I thought it would be fun to share some “Peruvian Quirks” that I feel we have gotten used to in the past six months. If you are planning to visit, these are some things that will get on your last nerve or that you will find to be blatantly different from the U.S. I know that I have left so many things out, but here is a list I have tried to compile over the month...
As you know from our previous newsletter, March was to be a month of house hunting. With our leases expiring at our apartments, we decided it was the perfect time to look for more permanent housing in our target area. The good news is that both families have found a place to live. I’ll give the details a little later but first you need to hear how we found these places.

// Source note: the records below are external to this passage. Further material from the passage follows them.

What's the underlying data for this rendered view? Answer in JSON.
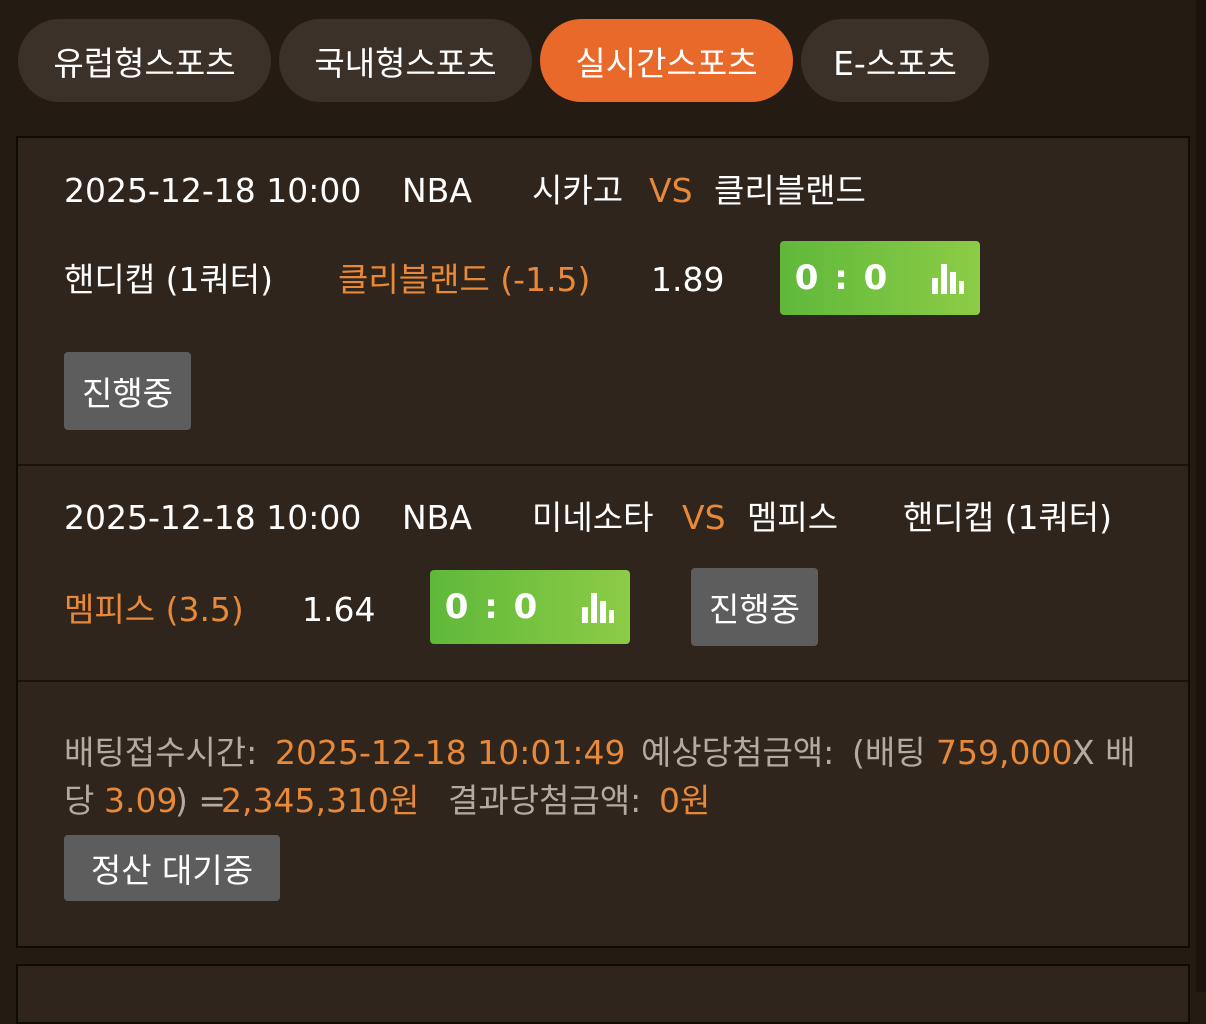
{
  "tabs": [
    {
      "label": "유럽형스포츠",
      "active": false
    },
    {
      "label": "국내형스포츠",
      "active": false
    },
    {
      "label": "실시간스포츠",
      "active": true
    },
    {
      "label": "E-스포츠",
      "active": false
    }
  ],
  "colors": {
    "background": "#241b12",
    "card": "#2f251c",
    "accent": "#e8692a",
    "highlight_text": "#e8893a",
    "score_green": "#7cc242",
    "status_grey": "#5d5d5d"
  },
  "bets": [
    {
      "datetime": "2025-12-18 10:00",
      "league": "NBA",
      "home": "시카고",
      "vs": "VS",
      "away": "클리블랜드",
      "market": "핸디캡 (1쿼터)",
      "pick": "클리블랜드 (-1.5)",
      "odds": "1.89",
      "score": "0 : 0",
      "score_icon": "bar-chart-icon",
      "status": "진행중"
    },
    {
      "datetime": "2025-12-18 10:00",
      "league": "NBA",
      "home": "미네소타",
      "vs": "VS",
      "away": "멤피스",
      "market": "핸디캡 (1쿼터)",
      "pick": "멤피스 (3.5)",
      "odds": "1.64",
      "score": "0 : 0",
      "score_icon": "bar-chart-icon",
      "status": "진행중"
    }
  ],
  "summary": {
    "time_label": "배팅접수시간:",
    "time_value": "2025-12-18 10:01:49",
    "expected_label": "예상당첨금액:",
    "expected_open": "(배팅",
    "bet_amount": "759,000",
    "x_label": "X 배",
    "line2_prefix": "당",
    "total_odds": "3.09",
    "close_eq": ") =",
    "expected_amount": "2,345,310원",
    "result_label": "결과당첨금액:",
    "result_amount": "0원",
    "settle_status": "정산 대기중"
  }
}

After leaving home approximately 32 hours earlier, traveling on three planes, and staying up for 22+ hours straight, we arrived at our 4th airport expecting to be met by Kyle only to find a slightly larger welcoming committee. With Shaye on his shoulders holding a sign that said, “LITTON,” and Larissa by his side, all our travel weariness was eclipsed by pure joy as we embraced this family. This is why we came…and we’d do it all over again any chance we have.